YOUR GOAL — Each record that follows should be reproduced in full, character for character.

INPUT MATERIAL —

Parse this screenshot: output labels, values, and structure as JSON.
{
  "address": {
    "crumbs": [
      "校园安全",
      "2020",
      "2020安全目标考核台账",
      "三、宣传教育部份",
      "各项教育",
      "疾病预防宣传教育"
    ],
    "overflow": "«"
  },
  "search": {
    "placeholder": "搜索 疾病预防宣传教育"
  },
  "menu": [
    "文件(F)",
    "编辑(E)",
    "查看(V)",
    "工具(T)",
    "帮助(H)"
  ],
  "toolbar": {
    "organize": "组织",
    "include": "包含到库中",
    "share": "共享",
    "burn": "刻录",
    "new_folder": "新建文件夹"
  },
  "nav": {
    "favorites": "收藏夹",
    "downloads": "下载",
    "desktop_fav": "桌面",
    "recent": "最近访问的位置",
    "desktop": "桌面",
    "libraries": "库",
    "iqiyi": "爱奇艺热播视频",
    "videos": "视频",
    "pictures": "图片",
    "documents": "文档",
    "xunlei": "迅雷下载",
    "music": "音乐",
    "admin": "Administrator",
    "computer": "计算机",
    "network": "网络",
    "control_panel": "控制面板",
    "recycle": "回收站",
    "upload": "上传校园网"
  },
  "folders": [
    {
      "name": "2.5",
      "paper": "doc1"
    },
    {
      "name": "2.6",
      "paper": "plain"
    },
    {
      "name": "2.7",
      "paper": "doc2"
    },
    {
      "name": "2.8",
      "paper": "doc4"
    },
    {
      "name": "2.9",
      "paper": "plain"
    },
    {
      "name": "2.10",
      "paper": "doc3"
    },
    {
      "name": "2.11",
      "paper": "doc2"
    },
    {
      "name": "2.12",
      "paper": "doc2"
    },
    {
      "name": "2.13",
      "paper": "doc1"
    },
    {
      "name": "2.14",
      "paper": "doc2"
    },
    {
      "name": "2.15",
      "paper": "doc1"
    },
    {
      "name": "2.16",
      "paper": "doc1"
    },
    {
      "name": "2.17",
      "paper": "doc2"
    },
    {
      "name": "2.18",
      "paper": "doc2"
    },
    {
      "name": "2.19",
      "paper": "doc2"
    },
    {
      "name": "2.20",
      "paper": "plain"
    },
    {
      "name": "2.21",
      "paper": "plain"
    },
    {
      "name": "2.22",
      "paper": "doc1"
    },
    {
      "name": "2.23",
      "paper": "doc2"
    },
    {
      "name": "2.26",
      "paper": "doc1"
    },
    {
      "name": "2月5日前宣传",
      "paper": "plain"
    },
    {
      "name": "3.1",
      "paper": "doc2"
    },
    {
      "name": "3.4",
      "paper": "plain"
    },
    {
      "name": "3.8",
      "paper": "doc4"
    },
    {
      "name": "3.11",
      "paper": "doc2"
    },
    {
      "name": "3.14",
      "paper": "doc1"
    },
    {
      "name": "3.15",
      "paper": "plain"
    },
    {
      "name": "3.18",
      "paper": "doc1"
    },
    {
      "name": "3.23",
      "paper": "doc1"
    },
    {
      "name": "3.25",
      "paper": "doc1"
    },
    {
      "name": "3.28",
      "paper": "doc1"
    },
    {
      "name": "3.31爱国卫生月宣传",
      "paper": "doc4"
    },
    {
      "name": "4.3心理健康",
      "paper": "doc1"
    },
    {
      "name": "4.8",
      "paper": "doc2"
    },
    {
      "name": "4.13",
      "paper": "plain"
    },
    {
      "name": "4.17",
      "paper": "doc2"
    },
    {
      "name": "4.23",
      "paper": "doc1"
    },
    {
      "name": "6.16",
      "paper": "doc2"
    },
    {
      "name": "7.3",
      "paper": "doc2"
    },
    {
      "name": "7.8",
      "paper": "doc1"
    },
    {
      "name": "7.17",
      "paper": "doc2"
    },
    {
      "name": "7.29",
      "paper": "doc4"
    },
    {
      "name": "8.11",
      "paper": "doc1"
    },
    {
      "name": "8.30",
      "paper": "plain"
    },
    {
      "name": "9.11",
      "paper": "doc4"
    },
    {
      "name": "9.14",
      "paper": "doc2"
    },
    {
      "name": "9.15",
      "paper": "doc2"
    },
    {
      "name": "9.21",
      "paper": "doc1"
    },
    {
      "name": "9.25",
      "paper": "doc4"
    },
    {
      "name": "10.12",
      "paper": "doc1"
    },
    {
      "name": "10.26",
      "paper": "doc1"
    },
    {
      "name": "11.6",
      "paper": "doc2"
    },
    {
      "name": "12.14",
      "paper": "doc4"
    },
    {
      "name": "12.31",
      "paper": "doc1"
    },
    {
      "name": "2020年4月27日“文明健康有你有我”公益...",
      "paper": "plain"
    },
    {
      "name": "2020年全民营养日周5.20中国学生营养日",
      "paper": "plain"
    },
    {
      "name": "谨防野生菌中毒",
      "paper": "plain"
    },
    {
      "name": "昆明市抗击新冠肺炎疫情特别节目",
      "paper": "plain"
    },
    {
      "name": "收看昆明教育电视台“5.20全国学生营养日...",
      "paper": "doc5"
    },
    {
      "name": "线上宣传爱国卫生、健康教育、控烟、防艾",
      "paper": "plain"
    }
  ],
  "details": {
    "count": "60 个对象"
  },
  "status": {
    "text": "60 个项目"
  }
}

OUTPUT FOR THIS TASK —
Parse this screenshot: output labels, values, and structure as JSON.
{
  "address": {
    "crumbs": [
      "校园安全",
      "2020",
      "2020安全目标考核台账",
      "三、宣传教育部份",
      "各项教育",
      "疾病预防宣传教育"
    ],
    "overflow": "«"
  },
  "search": {
    "placeholder": "搜索 疾病预防宣传教育"
  },
  "menu": [
    "文件(F)",
    "编辑(E)",
    "查看(V)",
    "工具(T)",
    "帮助(H)"
  ],
  "toolbar": {
    "organize": "组织",
    "include": "包含到库中",
    "share": "共享",
    "burn": "刻录",
    "new_folder": "新建文件夹"
  },
  "nav": {
    "favorites": "收藏夹",
    "downloads": "下载",
    "desktop_fav": "桌面",
    "recent": "最近访问的位置",
    "desktop": "桌面",
    "libraries": "库",
    "iqiyi": "爱奇艺热播视频",
    "videos": "视频",
    "pictures": "图片",
    "documents": "文档",
    "xunlei": "迅雷下载",
    "music": "音乐",
    "admin": "Administrator",
    "computer": "计算机",
    "network": "网络",
    "control_panel": "控制面板",
    "recycle": "回收站",
    "upload": "上传校园网"
  },
  "folders": [
    {
      "name": "2.5",
      "paper": "doc1"
    },
    {
      "name": "2.6",
      "paper": "plain"
    },
    {
      "name": "2.7",
      "paper": "doc2"
    },
    {
      "name": "2.8",
      "paper": "doc4"
    },
    {
      "name": "2.9",
      "paper": "plain"
    },
    {
      "name": "2.10",
      "paper": "doc3"
    },
    {
      "name": "2.11",
      "paper": "doc2"
    },
    {
      "name": "2.12",
      "paper": "doc2"
    },
    {
      "name": "2.13",
      "paper": "doc1"
    },
    {
      "name": "2.14",
      "paper": "doc2"
    },
    {
      "name": "2.15",
      "paper": "doc1"
    },
    {
      "name": "2.16",
      "paper": "doc1"
    },
    {
      "name": "2.17",
      "paper": "doc2"
    },
    {
      "name": "2.18",
      "paper": "doc2"
    },
    {
      "name": "2.19",
      "paper": "doc2"
    },
    {
      "name": "2.20",
      "paper": "plain"
    },
    {
      "name": "2.21",
      "paper": "plain"
    },
    {
      "name": "2.22",
      "paper": "doc1"
    },
    {
      "name": "2.23",
      "paper": "doc2"
    },
    {
      "name": "2.26",
      "paper": "doc1"
    },
    {
      "name": "2月5日前宣传",
      "paper": "plain"
    },
    {
      "name": "3.1",
      "paper": "doc2"
    },
    {
      "name": "3.4",
      "paper": "plain"
    },
    {
      "name": "3.8",
      "paper": "doc4"
    },
    {
      "name": "3.11",
      "paper": "doc2"
    },
    {
      "name": "3.14",
      "paper": "doc1"
    },
    {
      "name": "3.15",
      "paper": "plain"
    },
    {
      "name": "3.18",
      "paper": "doc1"
    },
    {
      "name": "3.23",
      "paper": "doc1"
    },
    {
      "name": "3.25",
      "paper": "doc1"
    },
    {
      "name": "3.28",
      "paper": "doc1"
    },
    {
      "name": "3.31爱国卫生月宣传",
      "paper": "doc4"
    },
    {
      "name": "4.3心理健康",
      "paper": "doc1"
    },
    {
      "name": "4.8",
      "paper": "doc2"
    },
    {
      "name": "4.13",
      "paper": "plain"
    },
    {
      "name": "4.17",
      "paper": "doc2"
    },
    {
      "name": "4.23",
      "paper": "doc1"
    },
    {
      "name": "6.16",
      "paper": "doc2"
    },
    {
      "name": "7.3",
      "paper": "doc2"
    },
    {
      "name": "7.8",
      "paper": "doc1"
    },
    {
      "name": "7.17",
      "paper": "doc2"
    },
    {
      "name": "7.29",
      "paper": "doc4"
    },
    {
      "name": "8.11",
      "paper": "doc1"
    },
    {
      "name": "8.30",
      "paper": "plain"
    },
    {
      "name": "9.11",
      "paper": "doc4"
    },
    {
      "name": "9.14",
      "paper": "doc2"
    },
    {
      "name": "9.15",
      "paper": "doc2"
    },
    {
      "name": "9.21",
      "paper": "doc1"
    },
    {
      "name": "9.25",
      "paper": "doc4"
    },
    {
      "name": "10.12",
      "paper": "doc1"
    },
    {
      "name": "10.26",
      "paper": "doc1"
    },
    {
      "name": "11.6",
      "paper": "doc2"
    },
    {
      "name": "12.14",
      "paper": "doc4"
    },
    {
      "name": "12.31",
      "paper": "doc1"
    },
    {
      "name": "2020年4月27日“文明健康有你有我”公益...",
      "paper": "plain"
    },
    {
      "name": "2020年全民营养日周5.20中国学生营养日",
      "paper": "plain"
    },
    {
      "name": "谨防野生菌中毒",
      "paper": "plain"
    },
    {
      "name": "昆明市抗击新冠肺炎疫情特别节目",
      "paper": "plain"
    },
    {
      "name": "收看昆明教育电视台“5.20全国学生营养日...",
      "paper": "doc5"
    },
    {
      "name": "线上宣传爱国卫生、健康教育、控烟、防艾",
      "paper": "plain"
    }
  ],
  "details": {
    "count": "60 个对象"
  },
  "status": {
    "text": "60 个项目"
  }
}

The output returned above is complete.